Every parent longs for the day diapers are no longer a necessity. Quite literally, changing the baby’s diaper stinks. And even in a good economy, this single purchase can drain a household of precious resources.
Some parents try to push the issue too soon, and others anxiously look for those tell-tale cues that their child is ready to be seated atop the miniature throne. With my oldest daughter, potty training began around the age of two. The process seemed to go smoothly. Success was awarded with stickers (which to this day she goes nuts over). The only complication was the fact that the process took place in a divided household. Still, my oldest has proven from a very young age that she is adaptable to almost any situation.
Soon enough, we were ditching the diapers and wearing big girl panties. Mission accomplished. Or was it?
Little did I know four years ago that I would still be teaching my child how to use the facilities today. She has the know-how. It’s following through with proper procedure that is the problem.
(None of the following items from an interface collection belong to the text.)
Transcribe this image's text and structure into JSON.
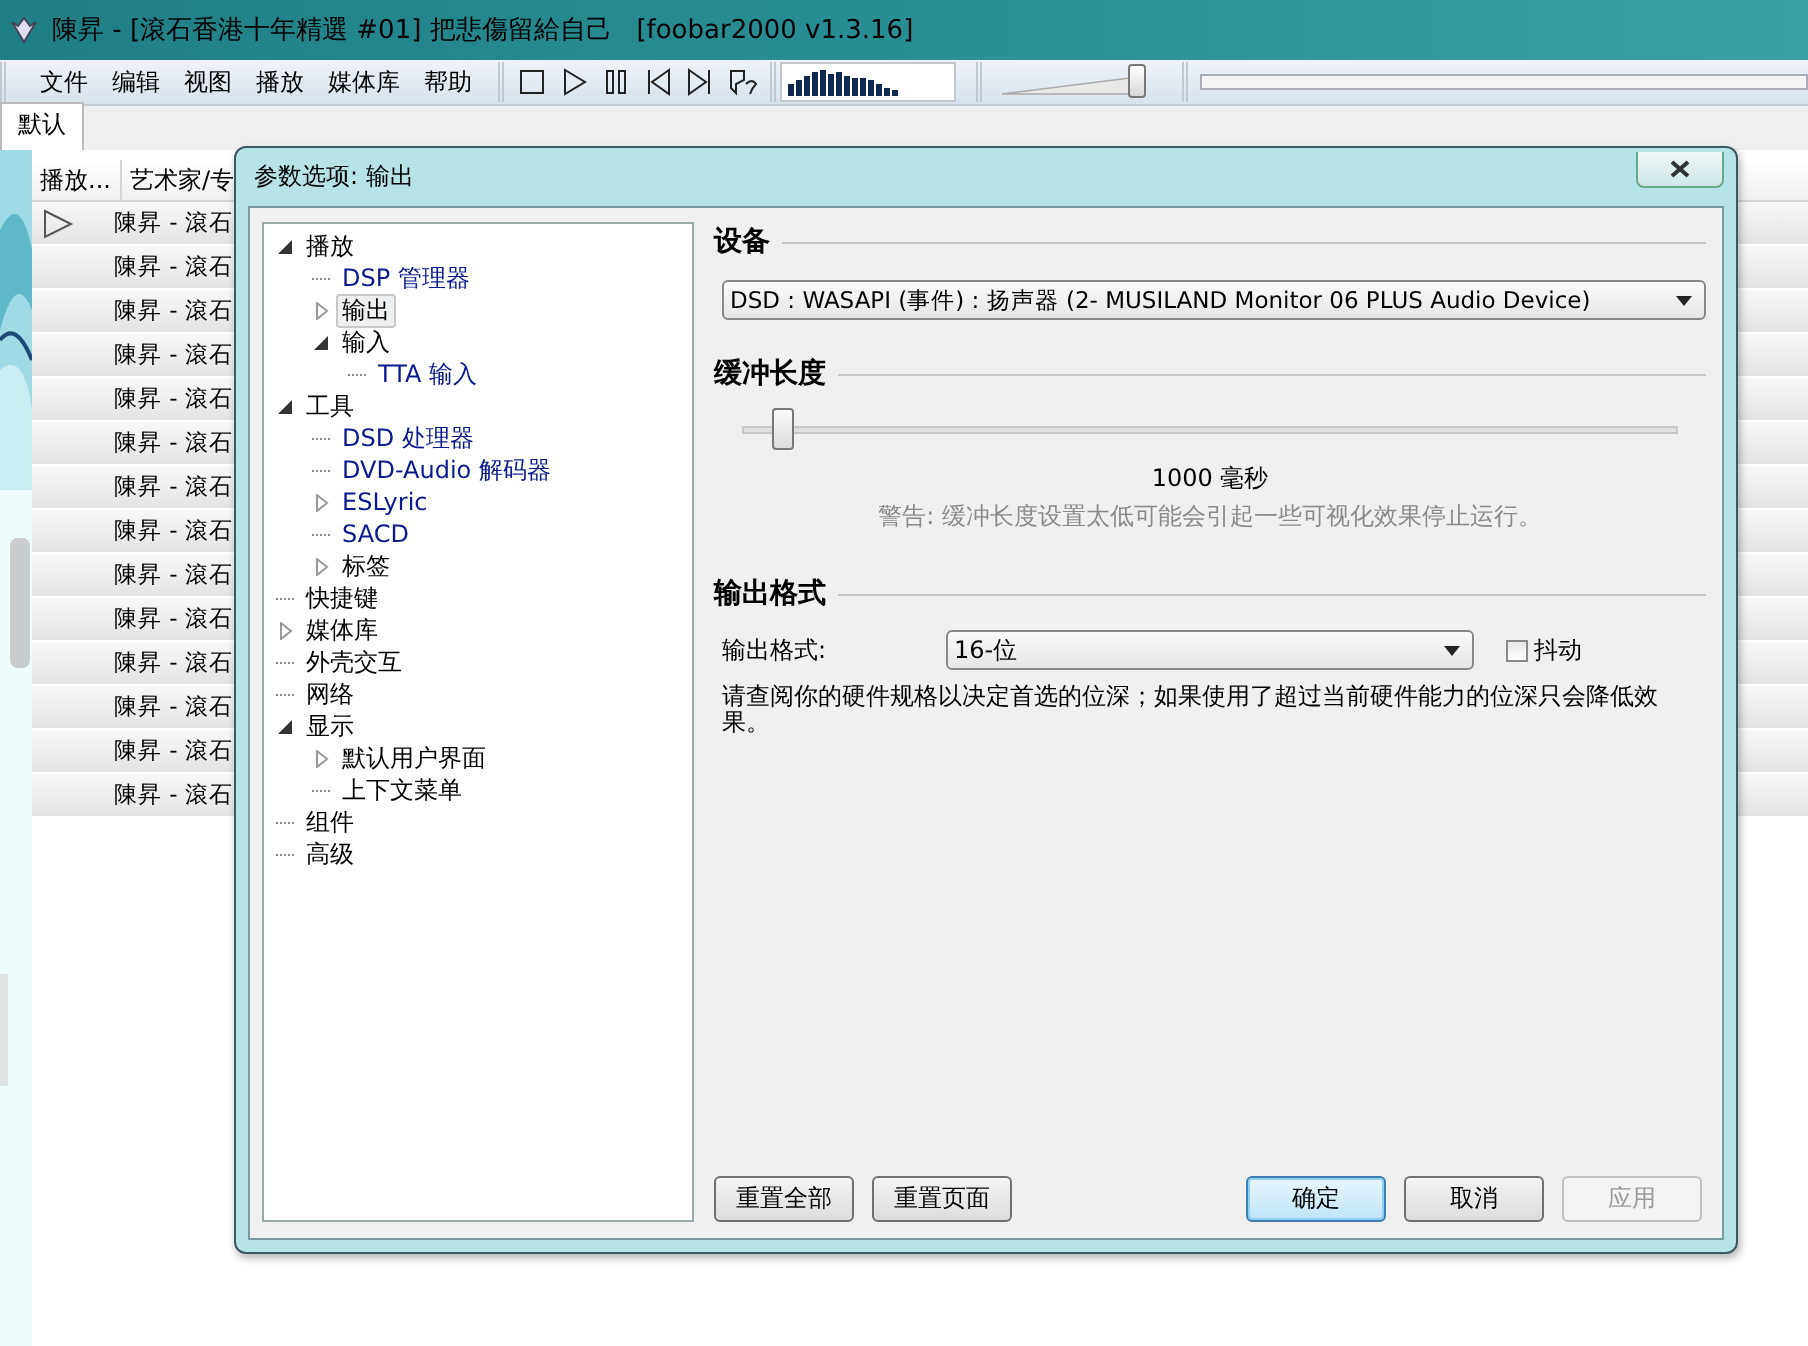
{
  "window": {
    "title": "陳昇 - [滾石香港十年精選 #01] 把悲傷留給自己   [foobar2000 v1.3.16]"
  },
  "menu": [
    "文件",
    "编辑",
    "视图",
    "播放",
    "媒体库",
    "帮助"
  ],
  "volume": {
    "level": 0.93
  },
  "tabs": [
    {
      "label": "默认",
      "selected": true
    }
  ],
  "playlist": {
    "columns": [
      "播放...",
      "艺术家/专"
    ],
    "rows": [
      {
        "playing": true,
        "title": "陳昇 - 滾石"
      },
      {
        "playing": false,
        "title": "陳昇 - 滾石"
      },
      {
        "playing": false,
        "title": "陳昇 - 滾石"
      },
      {
        "playing": false,
        "title": "陳昇 - 滾石"
      },
      {
        "playing": false,
        "title": "陳昇 - 滾石"
      },
      {
        "playing": false,
        "title": "陳昇 - 滾石"
      },
      {
        "playing": false,
        "title": "陳昇 - 滾石"
      },
      {
        "playing": false,
        "title": "陳昇 - 滾石"
      },
      {
        "playing": false,
        "title": "陳昇 - 滾石"
      },
      {
        "playing": false,
        "title": "陳昇 - 滾石"
      },
      {
        "playing": false,
        "title": "陳昇 - 滾石"
      },
      {
        "playing": false,
        "title": "陳昇 - 滾石"
      },
      {
        "playing": false,
        "title": "陳昇 - 滾石"
      },
      {
        "playing": false,
        "title": "陳昇 - 滾石"
      }
    ]
  },
  "dialog": {
    "title": "参数选项: 输出",
    "tree": [
      {
        "label": "播放",
        "kind": "group",
        "expanded": true,
        "selected": false,
        "color": "#000000",
        "children": [
          {
            "label": "DSP 管理器",
            "kind": "leaf",
            "selected": false,
            "color": "#0a1a8c"
          },
          {
            "label": "输出",
            "kind": "group",
            "expanded": false,
            "selected": true,
            "color": "#000000"
          },
          {
            "label": "输入",
            "kind": "group",
            "expanded": true,
            "selected": false,
            "color": "#000000",
            "children": [
              {
                "label": "TTA 输入",
                "kind": "leaf",
                "selected": false,
                "color": "#0a1a8c"
              }
            ]
          }
        ]
      },
      {
        "label": "工具",
        "kind": "group",
        "expanded": true,
        "selected": false,
        "color": "#000000",
        "children": [
          {
            "label": "DSD 处理器",
            "kind": "leaf",
            "selected": false,
            "color": "#0a1a8c"
          },
          {
            "label": "DVD-Audio 解码器",
            "kind": "leaf",
            "selected": false,
            "color": "#0a1a8c"
          },
          {
            "label": "ESLyric",
            "kind": "group",
            "expanded": false,
            "selected": false,
            "color": "#0a1a8c"
          },
          {
            "label": "SACD",
            "kind": "leaf",
            "selected": false,
            "color": "#0a1a8c"
          },
          {
            "label": "标签",
            "kind": "group",
            "expanded": false,
            "selected": false,
            "color": "#000000"
          }
        ]
      },
      {
        "label": "快捷键",
        "kind": "leaf",
        "selected": false,
        "color": "#000000"
      },
      {
        "label": "媒体库",
        "kind": "group",
        "expanded": false,
        "selected": false,
        "color": "#000000"
      },
      {
        "label": "外壳交互",
        "kind": "leaf",
        "selected": false,
        "color": "#000000"
      },
      {
        "label": "网络",
        "kind": "leaf",
        "selected": false,
        "color": "#000000"
      },
      {
        "label": "显示",
        "kind": "group",
        "expanded": true,
        "selected": false,
        "color": "#000000",
        "children": [
          {
            "label": "默认用户界面",
            "kind": "group",
            "expanded": false,
            "selected": false,
            "color": "#000000"
          },
          {
            "label": "上下文菜单",
            "kind": "leaf",
            "selected": false,
            "color": "#000000"
          }
        ]
      },
      {
        "label": "组件",
        "kind": "leaf",
        "selected": false,
        "color": "#000000"
      },
      {
        "label": "高级",
        "kind": "leaf",
        "selected": false,
        "color": "#000000"
      }
    ],
    "device": {
      "heading": "设备",
      "value": "DSD : WASAPI (事件) : 扬声器 (2- MUSILAND Monitor 06 PLUS Audio Device)"
    },
    "buffer": {
      "heading": "缓冲长度",
      "level": 0.04,
      "reading": "1000 毫秒",
      "warning": "警告: 缓冲长度设置太低可能会引起一些可视化效果停止运行。"
    },
    "output_format": {
      "heading": "输出格式",
      "label": "输出格式:",
      "value": "16-位",
      "dither": {
        "label": "抖动",
        "checked": false
      },
      "note": "请查阅你的硬件规格以决定首选的位深；如果使用了超过当前硬件能力的位深只会降低效果。"
    },
    "reset_buttons": [
      {
        "label": "重置全部",
        "default": false,
        "disabled": false
      },
      {
        "label": "重置页面",
        "default": false,
        "disabled": false
      }
    ],
    "buttons": [
      {
        "label": "确定",
        "default": true,
        "disabled": false
      },
      {
        "label": "取消",
        "default": false,
        "disabled": false
      },
      {
        "label": "应用",
        "default": false,
        "disabled": true
      }
    ]
  }
}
Despite years of experience, she somehow forgets the sequence to follow after she has relieved herself — wipe, flush, wash.
Each morning, when I make my first trip to the necessary room, I know who has been before me. The water in the bowl has a distinct tinge to it and is absent of tissue. Knowing that she has missed two out of three, I don’t have to guess as to whether she got the last all-important step.
So begins each new day in our training. I make my way into the living room where she has settled herself in front of a cartoon and remind her of protocol. Wipe. Flush. Wash. And seeing as there is no longer any point in going through with the first two steps, I lead her back into the bathroom to wash her hands (which she has already used to touch the remote control and her sister’s toys).
Throughout the day, I am on alert. When she goes to take care of business, I listen. If she does not satisfy my ears, I make her go back into the room and do the job properly. And I wonder how much longer I will have to do this.
Perhaps the two most important rules in training a child to do anything are to be consistent and to be patient. So, as I tell my child for the 700th time to wipe, flush, wash, I must tell myself to stop, breathe, be patient.
Good advice, no matter the challenge.